The Place of the Bible

Thanks to Julia who in her comment on this post, pointed me to the article What is Anglicanism by Henry Orombi.

The Bible cannot appear to us a cadaver, merely to be dissected, analyzed, and critiqued, as has been the practice of much modern higher biblical criticism. Certainly we engage in biblical scholarship and criticism, but what is important to us is the power of the Word of God precisely as the Word of God—written to bring transformation in our lives, our families, our communities, and our culture. For us, the Bible is “living and active, sharper than a double-edged sword, it penetrates to dividing soul and spirits, joints and marrow, it judges the thoughts and attitudes of the heart” (Heb. 4:12). The transforming effect of the Bible on Ugandans has generated so much conviction and confidence that believers were martyred in the defense of the message of salvation through Jesus Christ that it brought.

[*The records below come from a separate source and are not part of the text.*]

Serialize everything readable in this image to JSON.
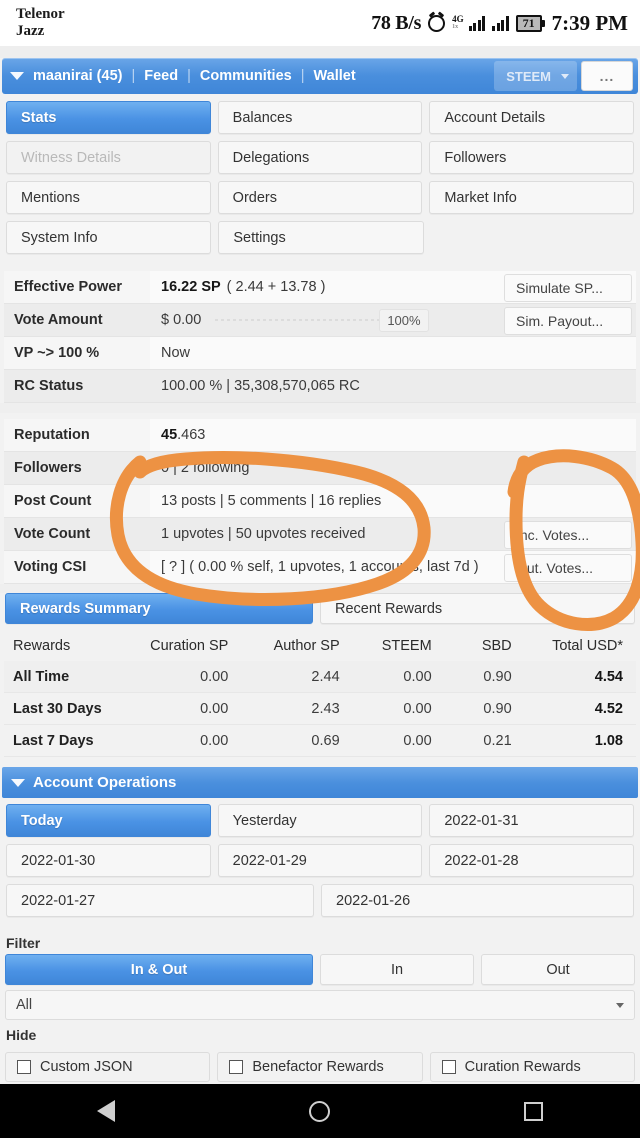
{
  "statusbar": {
    "carrier_line1": "Telenor",
    "carrier_line2": "Jazz",
    "net_speed": "78 B/s",
    "network_type": "4G",
    "network_sub": "1x",
    "battery": "71",
    "clock": "7:39 PM",
    "alarm_icon": "alarm-icon",
    "signal_icon": "signal-bars-icon"
  },
  "accountbar": {
    "caret_icon": "chevron-down-icon",
    "username": "maanirai (45)",
    "links": [
      "Feed",
      "Communities",
      "Wallet"
    ],
    "separator": "|",
    "token_selected": "STEEM",
    "more_label": "..."
  },
  "nav_tabs": [
    [
      {
        "label": "Stats",
        "state": "active"
      },
      {
        "label": "Balances",
        "state": "normal"
      },
      {
        "label": "Account Details",
        "state": "normal"
      }
    ],
    [
      {
        "label": "Witness Details",
        "state": "disabled"
      },
      {
        "label": "Delegations",
        "state": "normal"
      },
      {
        "label": "Followers",
        "state": "normal"
      }
    ],
    [
      {
        "label": "Mentions",
        "state": "normal"
      },
      {
        "label": "Orders",
        "state": "normal"
      },
      {
        "label": "Market Info",
        "state": "normal"
      }
    ],
    [
      {
        "label": "System Info",
        "state": "normal"
      },
      {
        "label": "Settings",
        "state": "normal"
      },
      {
        "label": "",
        "state": "ghost"
      }
    ]
  ],
  "stats_group_1": [
    {
      "label": "Effective Power",
      "value_bold": "16.22 SP",
      "value_rest": "( 2.44 + 13.78 )",
      "side_button": "Simulate SP...",
      "shaded": false
    },
    {
      "label": "Vote Amount",
      "value_bold": "",
      "value_rest": "$ 0.00",
      "progress_pct": "100%",
      "side_button": "Sim. Payout...",
      "shaded": true
    },
    {
      "label": "VP ~> 100 %",
      "value_bold": "",
      "value_rest": "Now",
      "side_button": "",
      "shaded": false
    },
    {
      "label": "RC Status",
      "value_bold": "",
      "value_rest": "100.00 %  |  35,308,570,065 RC",
      "side_button": "",
      "shaded": true
    }
  ],
  "stats_group_2": [
    {
      "label": "Reputation",
      "value_bold": "45",
      "value_rest": ".463",
      "side_button": "",
      "shaded": false
    },
    {
      "label": "Followers",
      "value_bold": "",
      "value_rest": "0  |  2 following",
      "side_button": "",
      "shaded": true
    },
    {
      "label": "Post Count",
      "value_bold": "",
      "value_rest": "13 posts  |  5 comments  |  16 replies",
      "side_button": "",
      "shaded": false
    },
    {
      "label": "Vote Count",
      "value_bold": "",
      "value_rest": "1 upvotes  |  50 upvotes received",
      "side_button": "Inc. Votes...",
      "shaded": true
    },
    {
      "label": "Voting CSI",
      "value_bold": "",
      "value_rest": "[ ? ] ( 0.00 % self, 1 upvotes, 1 accounts, last 7d )",
      "side_button": "Out. Votes...",
      "shaded": false
    }
  ],
  "rewards": {
    "tabs": [
      {
        "label": "Rewards Summary",
        "state": "active"
      },
      {
        "label": "Recent Rewards",
        "state": "normal"
      }
    ],
    "columns": [
      "Rewards",
      "Curation SP",
      "Author SP",
      "STEEM",
      "SBD",
      "Total USD*"
    ],
    "rows": [
      {
        "period": "All Time",
        "curation_sp": "0.00",
        "author_sp": "2.44",
        "steem": "0.00",
        "sbd": "0.90",
        "total_usd": "4.54"
      },
      {
        "period": "Last 30 Days",
        "curation_sp": "0.00",
        "author_sp": "2.43",
        "steem": "0.00",
        "sbd": "0.90",
        "total_usd": "4.52"
      },
      {
        "period": "Last 7 Days",
        "curation_sp": "0.00",
        "author_sp": "0.69",
        "steem": "0.00",
        "sbd": "0.21",
        "total_usd": "1.08"
      }
    ]
  },
  "account_operations": {
    "header": "Account Operations",
    "caret_icon": "chevron-down-icon",
    "date_tabs": [
      [
        {
          "label": "Today",
          "state": "active"
        },
        {
          "label": "Yesterday",
          "state": "normal"
        },
        {
          "label": "2022-01-31",
          "state": "normal"
        }
      ],
      [
        {
          "label": "2022-01-30",
          "state": "normal"
        },
        {
          "label": "2022-01-29",
          "state": "normal"
        },
        {
          "label": "2022-01-28",
          "state": "normal"
        }
      ]
    ],
    "date_tabs_last": [
      {
        "label": "2022-01-27",
        "state": "normal"
      },
      {
        "label": "2022-01-26",
        "state": "normal"
      }
    ],
    "filter_label": "Filter",
    "direction_tabs": [
      {
        "label": "In & Out",
        "state": "active"
      },
      {
        "label": "In",
        "state": "normal"
      },
      {
        "label": "Out",
        "state": "normal"
      }
    ],
    "type_select_value": "All",
    "hide_label": "Hide",
    "hide_options": [
      {
        "label": "Custom JSON",
        "checked": false
      },
      {
        "label": "Benefactor Rewards",
        "checked": false
      },
      {
        "label": "Curation Rewards",
        "checked": false
      }
    ]
  },
  "annotation": {
    "color": "#ed9243",
    "shapes": [
      "oval-around-stats-rows",
      "oval-around-votes-buttons"
    ]
  },
  "navbar": {
    "back_icon": "back-triangle-icon",
    "home_icon": "home-circle-icon",
    "recents_icon": "recents-square-icon"
  }
}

For the Ugandan church to compromise God’s call of obedience to the Scriptures would be the undoing of more than 125 years of Christianity through which African life and society have been transformed. Traditional African society was solely an oral culture, which limited its ability to share ideas beyond the family level. We couldn’t write our language, and there was nothing to read in our language. The first converts in Uganda were called “readers” because they could read the Bible, the first book available in our own languages. Because of the Bible, our languages have been enriched and recorded. For the first time, we heard God in our own languages. To this day, our people bring their Bibles to church and follow along with the readings. Read More

The fact that the first converts in Uganda were called ‘readers’ is really inspiring to me and helps to reinforce how much literacy work is a central part of Bible translation. It’s not good giving people books if they can’t read them.

Though this article is taken from the GAFCON site, please do not assume that this implies that I take any position with regard to what is going on the the Anglican church at the moment – my interest is in the comments about Bible translation.

This post is more than a year old. It is quite possible that any links to other websites, pictures or media content will no longer be valid. Things change on the web and it is impossible for us to keep up to date with everything.

2 replies on “The Place of the Bible”

Did you see point 2 of the GAFCON Jerusalem Declaration?

We believe the Holy Scriptures of the Old and New Testaments to be the Word of God written and to contain all things necessary for salvation. The Bible is to be translated, read, preached, taught and obeyed in its plain and canonical sense, respectful of the church’s historic and consensual reading.

It is good to see Bible translation right up there in this declaration of faith.

I’d not picked that out Peter – but I should go back and read it in more detail.

Comments are closed.